Page 168 - I have of late— but wherefore I know not— lost all my mirth, forgone all custom of exercises; and indeed it goes so heavily with my disposition that this goodly frame, the earth, seems to me a sterile promontory; this most excellent canopy, the air, look you, this brave o'erhanging firmament, this majestical roof fretted with golden fire, why, it appears no other thing to me than a foul and pestilent congregation of vapours.
Page 161 - Maclaurin, by a fluxionary calculation, which is to be found in the Transactions of the Royal Society of London. He has determined precisely the angle required ; and he found, by the most exact mensuration the subject could admit, that it is the very angle in which the three planes in the bottom of the cell of a honey-comb do actually meet...
Page 330 - A general practitioner, in large midwifery practice, lost so many patients from puerperal fever that he determined to deliver no more for some time, but that his partner should attend in his place. This plan was pursued for one month, during which not a case of the disease occurred in their practice. The elder practitioner, being then sufficiently recovered, returned to his practice, but the first patient he attended was attacked by the disease and died.

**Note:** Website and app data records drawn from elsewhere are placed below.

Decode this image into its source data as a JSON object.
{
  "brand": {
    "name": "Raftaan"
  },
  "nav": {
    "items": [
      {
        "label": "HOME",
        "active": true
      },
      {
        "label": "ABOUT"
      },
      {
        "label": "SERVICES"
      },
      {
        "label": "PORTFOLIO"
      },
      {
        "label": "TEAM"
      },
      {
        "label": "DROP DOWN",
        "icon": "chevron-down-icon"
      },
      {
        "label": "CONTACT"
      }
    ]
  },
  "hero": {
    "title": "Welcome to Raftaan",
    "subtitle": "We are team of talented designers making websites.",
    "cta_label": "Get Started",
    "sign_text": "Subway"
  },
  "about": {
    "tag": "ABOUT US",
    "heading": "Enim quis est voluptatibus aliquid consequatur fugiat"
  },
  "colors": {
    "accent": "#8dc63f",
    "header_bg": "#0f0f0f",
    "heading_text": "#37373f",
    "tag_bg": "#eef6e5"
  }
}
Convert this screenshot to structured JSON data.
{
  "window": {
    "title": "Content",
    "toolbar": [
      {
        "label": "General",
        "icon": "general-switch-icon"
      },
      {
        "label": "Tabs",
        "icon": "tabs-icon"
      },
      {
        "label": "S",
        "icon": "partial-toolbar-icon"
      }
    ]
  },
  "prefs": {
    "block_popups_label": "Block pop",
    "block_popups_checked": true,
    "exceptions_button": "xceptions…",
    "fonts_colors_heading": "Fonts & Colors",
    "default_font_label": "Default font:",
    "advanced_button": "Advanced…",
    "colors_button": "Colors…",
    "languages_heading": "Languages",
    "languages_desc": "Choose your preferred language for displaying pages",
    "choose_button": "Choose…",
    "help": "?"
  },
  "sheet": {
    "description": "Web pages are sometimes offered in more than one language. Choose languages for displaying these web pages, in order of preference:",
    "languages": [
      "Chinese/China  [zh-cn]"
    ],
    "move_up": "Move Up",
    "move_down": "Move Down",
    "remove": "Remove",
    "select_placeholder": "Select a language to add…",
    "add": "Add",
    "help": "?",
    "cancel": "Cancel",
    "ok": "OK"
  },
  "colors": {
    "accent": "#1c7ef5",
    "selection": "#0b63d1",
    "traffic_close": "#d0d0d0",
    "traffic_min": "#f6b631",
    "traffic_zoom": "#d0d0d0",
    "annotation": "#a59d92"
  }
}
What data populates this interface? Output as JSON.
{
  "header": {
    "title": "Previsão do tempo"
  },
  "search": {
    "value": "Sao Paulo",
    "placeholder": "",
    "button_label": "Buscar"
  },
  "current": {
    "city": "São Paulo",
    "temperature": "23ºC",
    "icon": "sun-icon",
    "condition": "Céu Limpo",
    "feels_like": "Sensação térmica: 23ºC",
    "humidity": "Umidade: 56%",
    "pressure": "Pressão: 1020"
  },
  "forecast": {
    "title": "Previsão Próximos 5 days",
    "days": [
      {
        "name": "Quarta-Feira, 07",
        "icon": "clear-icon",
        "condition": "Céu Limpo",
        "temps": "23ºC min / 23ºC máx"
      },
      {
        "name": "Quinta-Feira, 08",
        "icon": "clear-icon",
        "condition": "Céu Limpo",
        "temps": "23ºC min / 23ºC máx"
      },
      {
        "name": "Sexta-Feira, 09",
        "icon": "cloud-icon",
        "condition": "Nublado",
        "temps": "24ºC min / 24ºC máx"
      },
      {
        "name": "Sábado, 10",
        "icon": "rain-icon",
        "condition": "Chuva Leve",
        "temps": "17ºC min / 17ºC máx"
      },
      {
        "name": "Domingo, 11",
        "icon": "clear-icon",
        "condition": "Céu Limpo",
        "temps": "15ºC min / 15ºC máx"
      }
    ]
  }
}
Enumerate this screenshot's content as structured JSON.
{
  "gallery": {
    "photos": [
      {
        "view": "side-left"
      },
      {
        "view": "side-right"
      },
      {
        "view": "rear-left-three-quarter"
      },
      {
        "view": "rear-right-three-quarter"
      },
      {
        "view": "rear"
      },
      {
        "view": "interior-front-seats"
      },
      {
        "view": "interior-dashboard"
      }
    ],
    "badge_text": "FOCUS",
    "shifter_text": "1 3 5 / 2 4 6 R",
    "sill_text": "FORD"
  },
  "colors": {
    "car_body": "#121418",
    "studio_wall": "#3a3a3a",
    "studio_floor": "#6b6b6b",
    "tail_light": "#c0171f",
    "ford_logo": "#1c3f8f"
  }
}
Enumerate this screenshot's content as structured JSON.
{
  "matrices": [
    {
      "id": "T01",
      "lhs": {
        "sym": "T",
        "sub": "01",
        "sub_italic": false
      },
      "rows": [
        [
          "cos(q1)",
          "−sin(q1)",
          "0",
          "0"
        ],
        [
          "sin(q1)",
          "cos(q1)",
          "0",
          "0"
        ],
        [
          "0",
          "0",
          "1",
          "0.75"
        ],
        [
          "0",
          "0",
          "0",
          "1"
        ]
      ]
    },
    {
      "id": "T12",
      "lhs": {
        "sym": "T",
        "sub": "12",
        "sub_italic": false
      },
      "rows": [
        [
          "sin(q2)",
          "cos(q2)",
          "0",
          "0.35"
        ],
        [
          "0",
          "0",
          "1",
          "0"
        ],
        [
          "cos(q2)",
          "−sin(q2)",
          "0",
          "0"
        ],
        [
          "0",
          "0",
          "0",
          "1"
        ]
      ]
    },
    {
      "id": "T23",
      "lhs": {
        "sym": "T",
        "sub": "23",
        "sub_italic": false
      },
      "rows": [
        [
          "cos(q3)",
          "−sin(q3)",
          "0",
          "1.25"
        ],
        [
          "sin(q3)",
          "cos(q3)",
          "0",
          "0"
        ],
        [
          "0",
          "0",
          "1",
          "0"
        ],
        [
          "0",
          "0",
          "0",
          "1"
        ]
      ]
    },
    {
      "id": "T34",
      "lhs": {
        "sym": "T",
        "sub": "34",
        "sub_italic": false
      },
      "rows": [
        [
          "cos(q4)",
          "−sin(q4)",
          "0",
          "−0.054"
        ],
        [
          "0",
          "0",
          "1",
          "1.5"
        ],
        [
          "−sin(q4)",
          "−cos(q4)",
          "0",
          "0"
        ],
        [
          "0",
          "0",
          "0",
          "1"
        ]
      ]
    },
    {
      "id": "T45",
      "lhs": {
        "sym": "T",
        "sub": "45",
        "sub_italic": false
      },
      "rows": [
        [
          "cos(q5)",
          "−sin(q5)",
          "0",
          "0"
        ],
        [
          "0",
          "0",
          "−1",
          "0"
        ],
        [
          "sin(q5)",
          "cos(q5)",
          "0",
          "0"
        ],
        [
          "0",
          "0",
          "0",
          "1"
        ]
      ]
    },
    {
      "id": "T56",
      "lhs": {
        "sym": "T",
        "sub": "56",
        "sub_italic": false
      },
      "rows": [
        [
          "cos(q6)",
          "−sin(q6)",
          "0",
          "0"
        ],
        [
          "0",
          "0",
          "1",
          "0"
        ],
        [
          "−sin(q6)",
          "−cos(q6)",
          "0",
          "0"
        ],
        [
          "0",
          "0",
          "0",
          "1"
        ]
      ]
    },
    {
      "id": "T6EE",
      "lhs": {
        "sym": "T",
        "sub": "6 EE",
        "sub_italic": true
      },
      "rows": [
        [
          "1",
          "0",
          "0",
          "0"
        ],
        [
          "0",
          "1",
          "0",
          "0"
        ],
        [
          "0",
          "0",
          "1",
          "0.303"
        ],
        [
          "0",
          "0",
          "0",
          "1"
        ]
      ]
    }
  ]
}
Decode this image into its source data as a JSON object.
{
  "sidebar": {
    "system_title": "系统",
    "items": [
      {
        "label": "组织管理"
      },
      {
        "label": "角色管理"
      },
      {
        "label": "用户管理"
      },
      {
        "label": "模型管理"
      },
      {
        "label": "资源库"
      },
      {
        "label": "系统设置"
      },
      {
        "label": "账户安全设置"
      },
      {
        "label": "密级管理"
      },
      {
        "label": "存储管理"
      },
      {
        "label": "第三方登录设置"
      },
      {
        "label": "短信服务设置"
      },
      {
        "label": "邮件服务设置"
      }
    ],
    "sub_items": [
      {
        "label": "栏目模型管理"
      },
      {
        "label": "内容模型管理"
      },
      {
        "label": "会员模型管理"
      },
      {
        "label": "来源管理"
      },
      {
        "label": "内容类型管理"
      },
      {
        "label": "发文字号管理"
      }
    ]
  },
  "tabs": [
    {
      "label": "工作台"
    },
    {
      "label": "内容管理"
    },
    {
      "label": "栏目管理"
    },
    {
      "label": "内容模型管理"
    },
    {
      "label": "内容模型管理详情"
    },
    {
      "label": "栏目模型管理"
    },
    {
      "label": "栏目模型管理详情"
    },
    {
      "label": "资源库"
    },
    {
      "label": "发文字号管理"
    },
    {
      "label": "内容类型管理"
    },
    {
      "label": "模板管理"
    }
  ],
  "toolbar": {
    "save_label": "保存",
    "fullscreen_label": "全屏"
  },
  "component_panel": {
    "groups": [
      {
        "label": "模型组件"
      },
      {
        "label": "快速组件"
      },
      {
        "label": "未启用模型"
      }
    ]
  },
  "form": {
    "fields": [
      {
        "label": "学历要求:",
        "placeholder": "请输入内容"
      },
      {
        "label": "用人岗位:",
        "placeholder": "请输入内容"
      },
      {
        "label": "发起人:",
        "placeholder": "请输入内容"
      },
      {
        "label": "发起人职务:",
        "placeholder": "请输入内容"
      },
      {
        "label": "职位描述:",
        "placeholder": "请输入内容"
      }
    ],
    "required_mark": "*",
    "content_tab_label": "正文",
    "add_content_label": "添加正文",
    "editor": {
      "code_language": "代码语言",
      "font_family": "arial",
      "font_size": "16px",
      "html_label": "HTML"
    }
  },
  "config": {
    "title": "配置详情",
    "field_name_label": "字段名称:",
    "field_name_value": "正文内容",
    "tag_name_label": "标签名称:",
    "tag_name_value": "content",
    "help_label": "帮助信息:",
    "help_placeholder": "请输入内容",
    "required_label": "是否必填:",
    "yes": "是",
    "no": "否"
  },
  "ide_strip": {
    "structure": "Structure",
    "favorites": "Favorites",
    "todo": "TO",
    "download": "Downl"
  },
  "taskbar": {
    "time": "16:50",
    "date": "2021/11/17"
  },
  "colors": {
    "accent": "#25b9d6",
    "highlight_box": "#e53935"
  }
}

Page 330 - Dr. Ramsbotham asserted, in a Lecture at the London Hospital, that he had known the disease spread through a particular district, or be confined to the practice of a particular person, almost every patient being attacked with it, while others had not a single case. It seemed capable, he thought, of conveyance, not only by common modes, but through the dress of the attendants upon the patient.' In a letter to be found in the "London Medical Gazette
Page 314 - ON THE NATURE, SIGNS, AND TREATMENT OF CHILDBED FEVER. In a Series of Letters addressed to the Students of his Class.
Page 280 - A UNIVERSAL FORMULARY, containing the methods of Preparing and Administering Officinal and other Medicines. The whole adapted to Physicians and Pharmaceutists.
Page 114 - The natural excitation of osmose in the substance of the membranes or cell-walls dividing such solutions, seems therefore almost inevitable. In osmose there is, further, a remarkably direct substitution of one of the great forces of nature by its equivalent in another force — the conversion, as it may be said, of chemical affinity into mechanical power. Now what is more wanted in the theory of animal functions than a mechanism for obtaining motive power from chemical decomposition as it occurs...
Page v - A Manual of the Principles and Practice of Ophthalmic Medicine and Surgery. By T. WHARTON JONES, FRCS, FRS Third Edition. Fcap. 8vo, with 9 Coloured Plates and 173 Engravings, I2s.
Page 148 - I should wish to draw especial attention, are of three kinds. The first form of the respirator is constructed for the mouth alone, and does not differ in appearance from an ordinary respirator, but is only half its weight, and about one-fifth of its price. The air is made to pass through a quarter of an inch of coarsely powdered charcoal, retained in its place by two sheets of silvered wire gauze covered over with thin woollen cloth, by which means its temperature is greatly increased.
Page 459 - FRCP, President of the Metropolitan Counties Branch of the British Medical Association ; late Professor of Clinical Medicine in University College, London, and Physician to University College Hospital. 8vo, 2s. Physical and Inorganic Chemistry. By HENRY WATTS, BA, FRS, Editor of the Journal of the Chemical Society, Author of "A Dictionary of Chemistry," £c., with Coloured Plate of Spectra, and 150 Wood Engravings.